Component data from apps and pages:
——————————

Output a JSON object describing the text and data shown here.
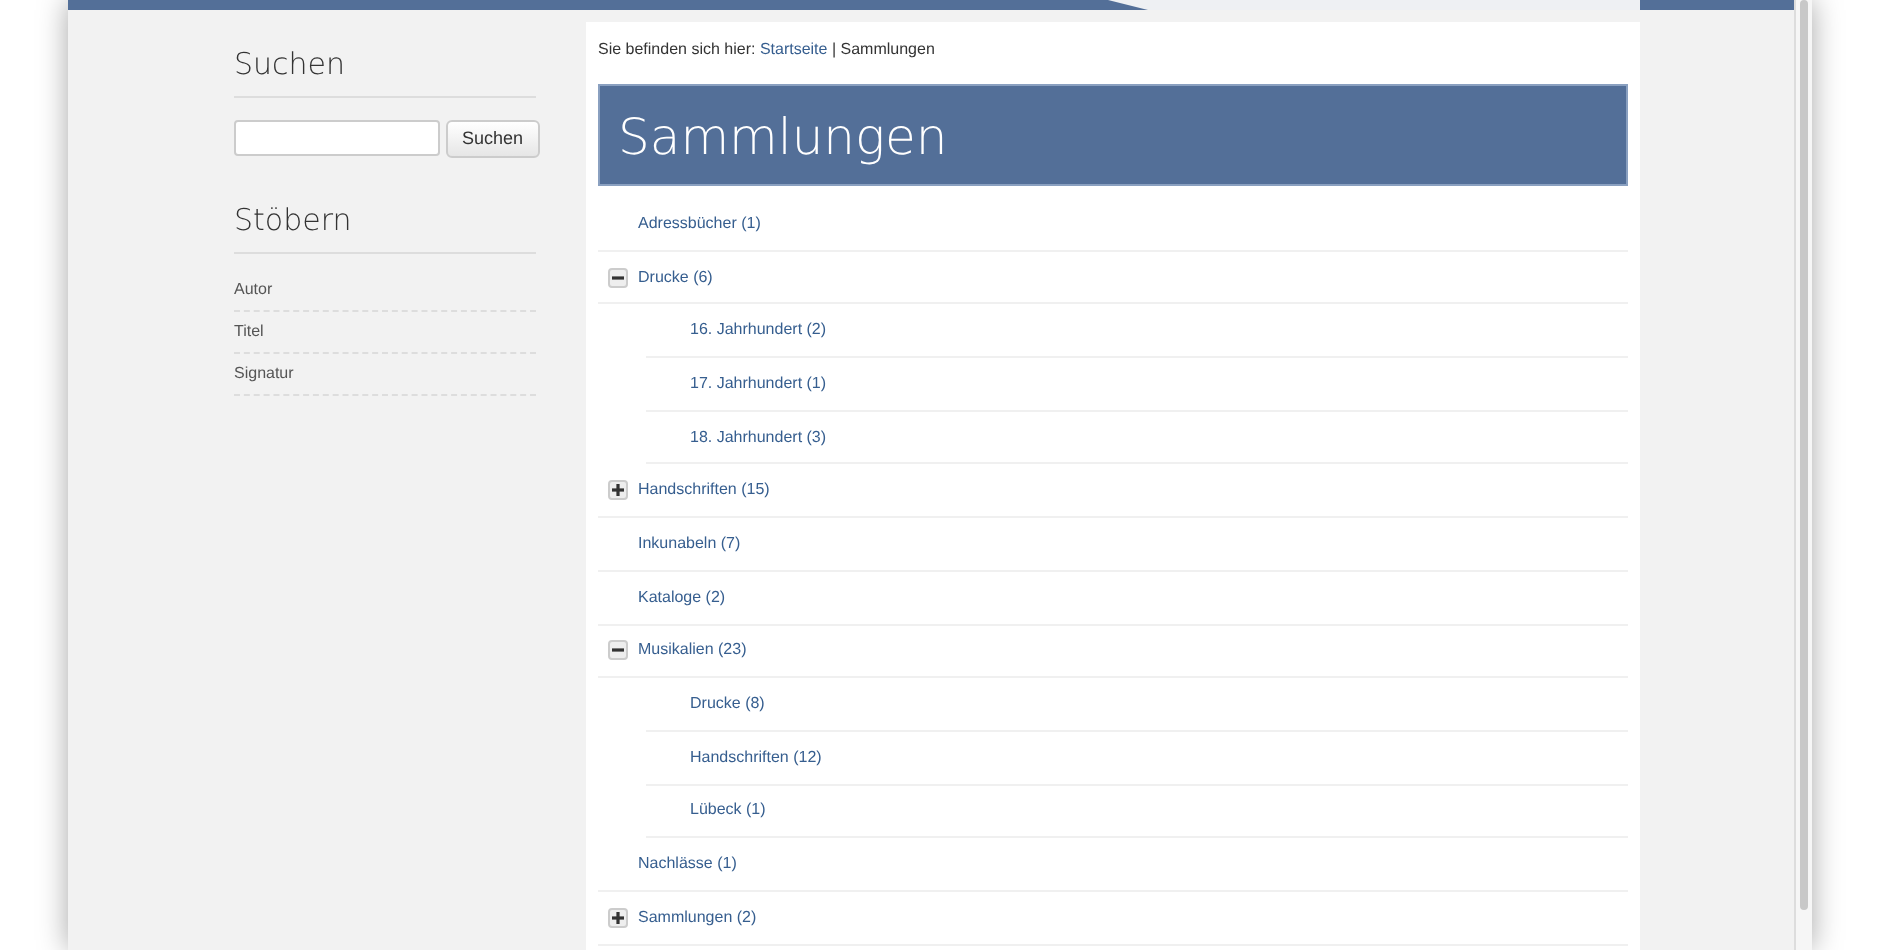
{
  "sidebar": {
    "search": {
      "heading": "Suchen",
      "button": "Suchen"
    },
    "browse": {
      "heading": "Stöbern",
      "items": [
        "Autor",
        "Titel",
        "Signatur"
      ]
    }
  },
  "breadcrumb": {
    "prefix": "Sie befinden sich hier:",
    "links": [
      "Startseite"
    ],
    "separator": "|",
    "current": "Sammlungen"
  },
  "page_title": "Sammlungen",
  "tree": [
    {
      "label": "Adressbücher (1)",
      "kind": "leaf"
    },
    {
      "label": "Drucke (6)",
      "kind": "branch",
      "expanded": true,
      "children": [
        {
          "label": "16. Jahrhundert (2)"
        },
        {
          "label": "17. Jahrhundert (1)"
        },
        {
          "label": "18. Jahrhundert (3)"
        }
      ]
    },
    {
      "label": "Handschriften (15)",
      "kind": "branch",
      "expanded": false
    },
    {
      "label": "Inkunabeln (7)",
      "kind": "leaf"
    },
    {
      "label": "Kataloge (2)",
      "kind": "leaf"
    },
    {
      "label": "Musikalien (23)",
      "kind": "branch",
      "expanded": true,
      "children": [
        {
          "label": "Drucke (8)"
        },
        {
          "label": "Handschriften (12)"
        },
        {
          "label": "Lübeck (1)"
        }
      ]
    },
    {
      "label": "Nachlässe (1)",
      "kind": "leaf"
    },
    {
      "label": "Sammlungen (2)",
      "kind": "branch",
      "expanded": false
    }
  ]
}
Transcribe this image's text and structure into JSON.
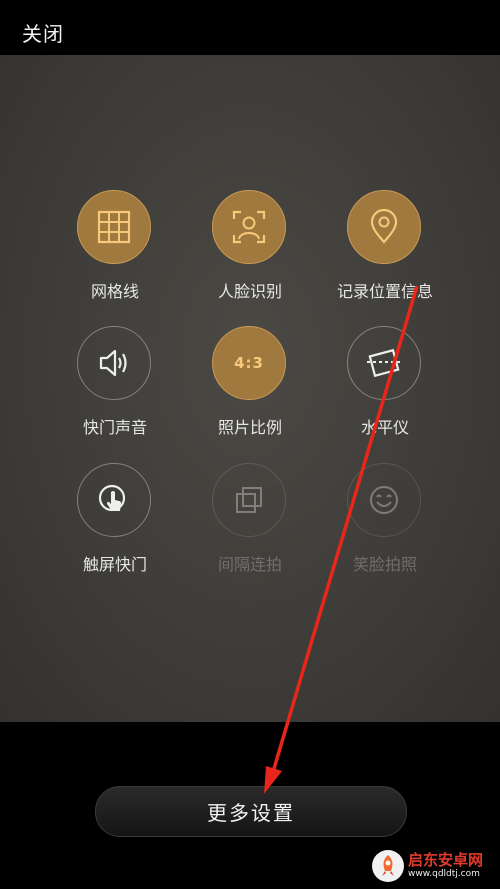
{
  "header": {
    "close_label": "关闭"
  },
  "settings": [
    {
      "label": "网格线",
      "icon": "grid-icon",
      "state": "active"
    },
    {
      "label": "人脸识别",
      "icon": "face-detect-icon",
      "state": "active"
    },
    {
      "label": "记录位置信息",
      "icon": "location-pin-icon",
      "state": "active"
    },
    {
      "label": "快门声音",
      "icon": "speaker-icon",
      "state": "inactive"
    },
    {
      "label": "照片比例",
      "icon": "aspect-ratio-icon",
      "state": "active",
      "icon_text": "4:3"
    },
    {
      "label": "水平仪",
      "icon": "level-icon",
      "state": "inactive"
    },
    {
      "label": "触屏快门",
      "icon": "touch-shutter-icon",
      "state": "inactive"
    },
    {
      "label": "间隔连拍",
      "icon": "burst-icon",
      "state": "disabled"
    },
    {
      "label": "笑脸拍照",
      "icon": "smile-icon",
      "state": "disabled"
    }
  ],
  "footer": {
    "more_settings_label": "更多设置"
  },
  "watermark": {
    "title": "启东安卓网",
    "url": "www.qdldtj.com"
  },
  "colors": {
    "accent": "#f7c97a",
    "active_fill": "#a0793f",
    "arrow": "#e8261c"
  }
}
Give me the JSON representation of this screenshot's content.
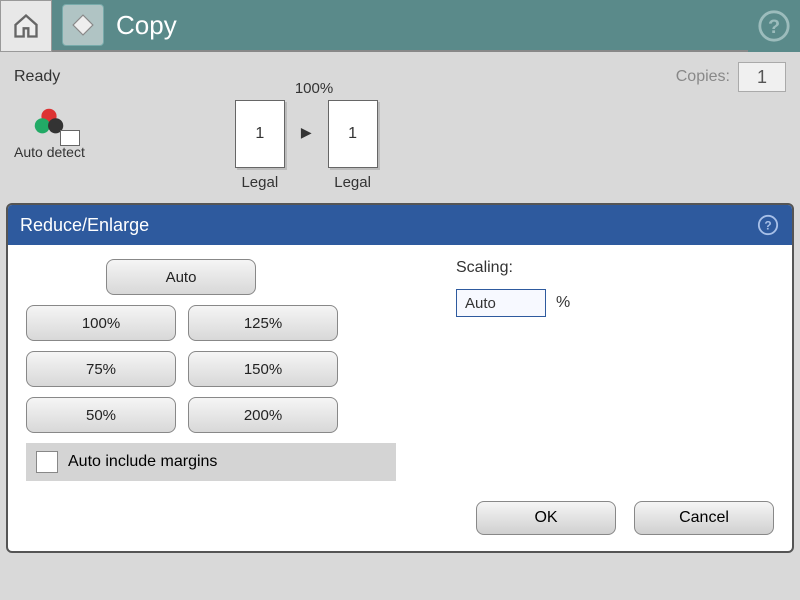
{
  "topbar": {
    "title": "Copy"
  },
  "status": {
    "ready_label": "Ready",
    "copies_label": "Copies:",
    "copies_value": "1"
  },
  "preview": {
    "auto_detect_label": "Auto detect",
    "scale_percent": "100%",
    "source": {
      "number": "1",
      "size_label": "Legal"
    },
    "target": {
      "number": "1",
      "size_label": "Legal"
    }
  },
  "dialog": {
    "title": "Reduce/Enlarge",
    "presets": {
      "auto": "Auto",
      "p100": "100%",
      "p125": "125%",
      "p75": "75%",
      "p150": "150%",
      "p50": "50%",
      "p200": "200%"
    },
    "auto_margins_label": "Auto include margins",
    "auto_margins_checked": false,
    "scaling_label": "Scaling:",
    "scaling_value": "Auto",
    "scaling_unit": "%",
    "ok_label": "OK",
    "cancel_label": "Cancel"
  }
}
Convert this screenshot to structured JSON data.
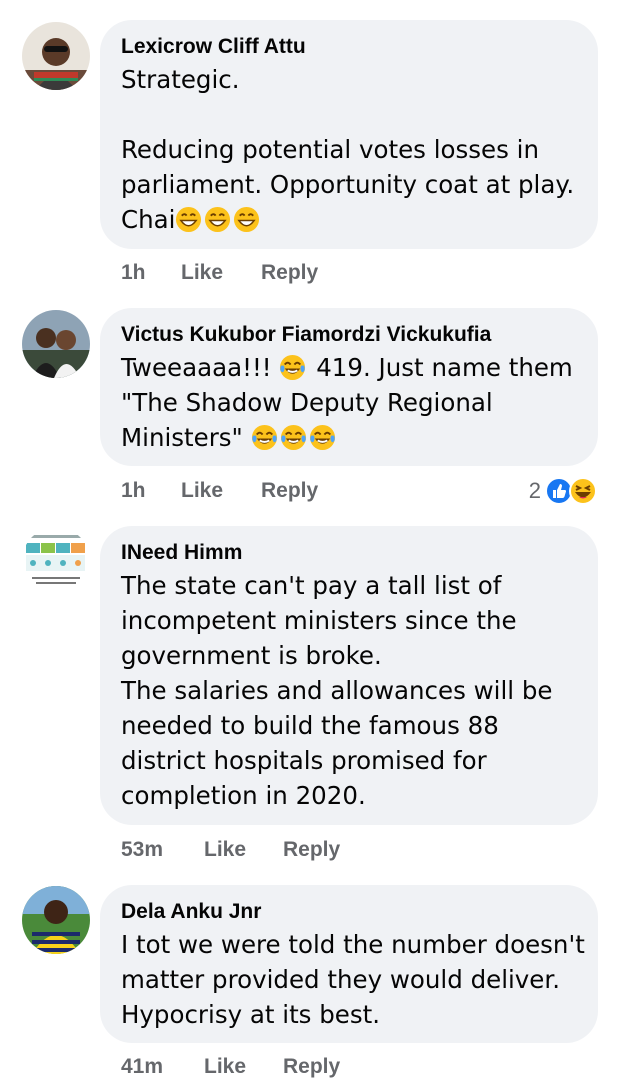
{
  "comments": [
    {
      "author": "Lexicrow Cliff Attu",
      "avatar": "person-avatar",
      "lines": [
        "Strategic.",
        "",
        "Reducing potential votes losses in",
        "parliament. Opportunity coat at play.",
        "Chai"
      ],
      "trailing_emojis": [
        "grinning-face-emoji",
        "grinning-face-emoji",
        "grinning-face-emoji"
      ],
      "time": "1h",
      "like_label": "Like",
      "reply_label": "Reply"
    },
    {
      "author": "Victus Kukubor Fiamordzi Vickukufia",
      "avatar": "person-avatar",
      "line1_before": "Tweeaaaa!!! ",
      "line1_after": " 419. Just name them",
      "line2": "\"The Shadow Deputy Regional",
      "line3": "Ministers\" ",
      "inline_emoji": "tears-of-joy-emoji",
      "trailing_emojis": [
        "tears-of-joy-emoji",
        "tears-of-joy-emoji",
        "tears-of-joy-emoji"
      ],
      "time": "1h",
      "like_label": "Like",
      "reply_label": "Reply",
      "reaction_count": "2",
      "reactions": [
        "like-reaction-icon",
        "haha-reaction-icon"
      ]
    },
    {
      "author": "INeed Himm",
      "avatar": "infographic-avatar",
      "lines": [
        "The state can't pay a tall list of",
        "incompetent ministers since the",
        "government is broke.",
        "The salaries and allowances will be",
        "needed to build the famous 88",
        "district hospitals promised for",
        "completion in 2020."
      ],
      "time": "53m",
      "like_label": "Like",
      "reply_label": "Reply"
    },
    {
      "author": "Dela Anku Jnr",
      "avatar": "person-avatar",
      "lines": [
        "I tot we were told the number doesn't",
        "matter provided they would deliver.",
        "Hypocrisy at its best."
      ],
      "time": "41m",
      "like_label": "Like",
      "reply_label": "Reply"
    }
  ],
  "colors": {
    "bubble": "#f0f2f5",
    "meta_text": "#65676b",
    "like_blue": "#1877f2",
    "emoji_yellow": "#fcc21b"
  }
}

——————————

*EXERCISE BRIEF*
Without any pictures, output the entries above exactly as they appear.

*TASK RESPONSE*
Output a JSON object describing the text and data shown here.
{
  "sidebar": {
    "search": {
      "heading": "Suchen",
      "button": "Suchen"
    },
    "browse": {
      "heading": "Stöbern",
      "items": [
        "Autor",
        "Titel",
        "Signatur"
      ]
    }
  },
  "breadcrumb": {
    "prefix": "Sie befinden sich hier:",
    "links": [
      "Startseite"
    ],
    "separator": "|",
    "current": "Sammlungen"
  },
  "page_title": "Sammlungen",
  "tree": [
    {
      "label": "Adressbücher (1)",
      "kind": "leaf"
    },
    {
      "label": "Drucke (6)",
      "kind": "branch",
      "expanded": true,
      "children": [
        {
          "label": "16. Jahrhundert (2)"
        },
        {
          "label": "17. Jahrhundert (1)"
        },
        {
          "label": "18. Jahrhundert (3)"
        }
      ]
    },
    {
      "label": "Handschriften (15)",
      "kind": "branch",
      "expanded": false
    },
    {
      "label": "Inkunabeln (7)",
      "kind": "leaf"
    },
    {
      "label": "Kataloge (2)",
      "kind": "leaf"
    },
    {
      "label": "Musikalien (23)",
      "kind": "branch",
      "expanded": true,
      "children": [
        {
          "label": "Drucke (8)"
        },
        {
          "label": "Handschriften (12)"
        },
        {
          "label": "Lübeck (1)"
        }
      ]
    },
    {
      "label": "Nachlässe (1)",
      "kind": "leaf"
    },
    {
      "label": "Sammlungen (2)",
      "kind": "branch",
      "expanded": false
    }
  ]
}
Transcribe this image's text and structure into JSON.
{
  "header": {
    "close_label": "关闭"
  },
  "settings": [
    {
      "label": "网格线",
      "icon": "grid-icon",
      "state": "active"
    },
    {
      "label": "人脸识别",
      "icon": "face-detect-icon",
      "state": "active"
    },
    {
      "label": "记录位置信息",
      "icon": "location-pin-icon",
      "state": "active"
    },
    {
      "label": "快门声音",
      "icon": "speaker-icon",
      "state": "inactive"
    },
    {
      "label": "照片比例",
      "icon": "aspect-ratio-icon",
      "state": "active",
      "icon_text": "4:3"
    },
    {
      "label": "水平仪",
      "icon": "level-icon",
      "state": "inactive"
    },
    {
      "label": "触屏快门",
      "icon": "touch-shutter-icon",
      "state": "inactive"
    },
    {
      "label": "间隔连拍",
      "icon": "burst-icon",
      "state": "disabled"
    },
    {
      "label": "笑脸拍照",
      "icon": "smile-icon",
      "state": "disabled"
    }
  ],
  "footer": {
    "more_settings_label": "更多设置"
  },
  "watermark": {
    "title": "启东安卓网",
    "url": "www.qdldtj.com"
  },
  "colors": {
    "accent": "#f7c97a",
    "active_fill": "#a0793f",
    "arrow": "#e8261c"
  }
}
Give me the JSON representation of this screenshot's content.
{
  "topbar": {
    "title": "Copy"
  },
  "status": {
    "ready_label": "Ready",
    "copies_label": "Copies:",
    "copies_value": "1"
  },
  "preview": {
    "auto_detect_label": "Auto detect",
    "scale_percent": "100%",
    "source": {
      "number": "1",
      "size_label": "Legal"
    },
    "target": {
      "number": "1",
      "size_label": "Legal"
    }
  },
  "dialog": {
    "title": "Reduce/Enlarge",
    "presets": {
      "auto": "Auto",
      "p100": "100%",
      "p125": "125%",
      "p75": "75%",
      "p150": "150%",
      "p50": "50%",
      "p200": "200%"
    },
    "auto_margins_label": "Auto include margins",
    "auto_margins_checked": false,
    "scaling_label": "Scaling:",
    "scaling_value": "Auto",
    "scaling_unit": "%",
    "ok_label": "OK",
    "cancel_label": "Cancel"
  }
}
Convert this screenshot to structured JSON data.
{
  "comments": [
    {
      "author": "Lexicrow Cliff Attu",
      "avatar": "person-avatar",
      "lines": [
        "Strategic.",
        "",
        "Reducing potential votes losses in",
        "parliament. Opportunity coat at play.",
        "Chai"
      ],
      "trailing_emojis": [
        "grinning-face-emoji",
        "grinning-face-emoji",
        "grinning-face-emoji"
      ],
      "time": "1h",
      "like_label": "Like",
      "reply_label": "Reply"
    },
    {
      "author": "Victus Kukubor Fiamordzi Vickukufia",
      "avatar": "person-avatar",
      "line1_before": "Tweeaaaa!!! ",
      "line1_after": " 419. Just name them",
      "line2": "\"The Shadow Deputy Regional",
      "line3": "Ministers\" ",
      "inline_emoji": "tears-of-joy-emoji",
      "trailing_emojis": [
        "tears-of-joy-emoji",
        "tears-of-joy-emoji",
        "tears-of-joy-emoji"
      ],
      "time": "1h",
      "like_label": "Like",
      "reply_label": "Reply",
      "reaction_count": "2",
      "reactions": [
        "like-reaction-icon",
        "haha-reaction-icon"
      ]
    },
    {
      "author": "INeed Himm",
      "avatar": "infographic-avatar",
      "lines": [
        "The state can't pay a tall list of",
        "incompetent ministers since the",
        "government is broke.",
        "The salaries and allowances will be",
        "needed to build the famous 88",
        "district hospitals promised for",
        "completion in 2020."
      ],
      "time": "53m",
      "like_label": "Like",
      "reply_label": "Reply"
    },
    {
      "author": "Dela Anku Jnr",
      "avatar": "person-avatar",
      "lines": [
        "I tot we were told the number doesn't",
        "matter provided they would deliver.",
        "Hypocrisy at its best."
      ],
      "time": "41m",
      "like_label": "Like",
      "reply_label": "Reply"
    }
  ],
  "colors": {
    "bubble": "#f0f2f5",
    "meta_text": "#65676b",
    "like_blue": "#1877f2",
    "emoji_yellow": "#fcc21b"
  }
}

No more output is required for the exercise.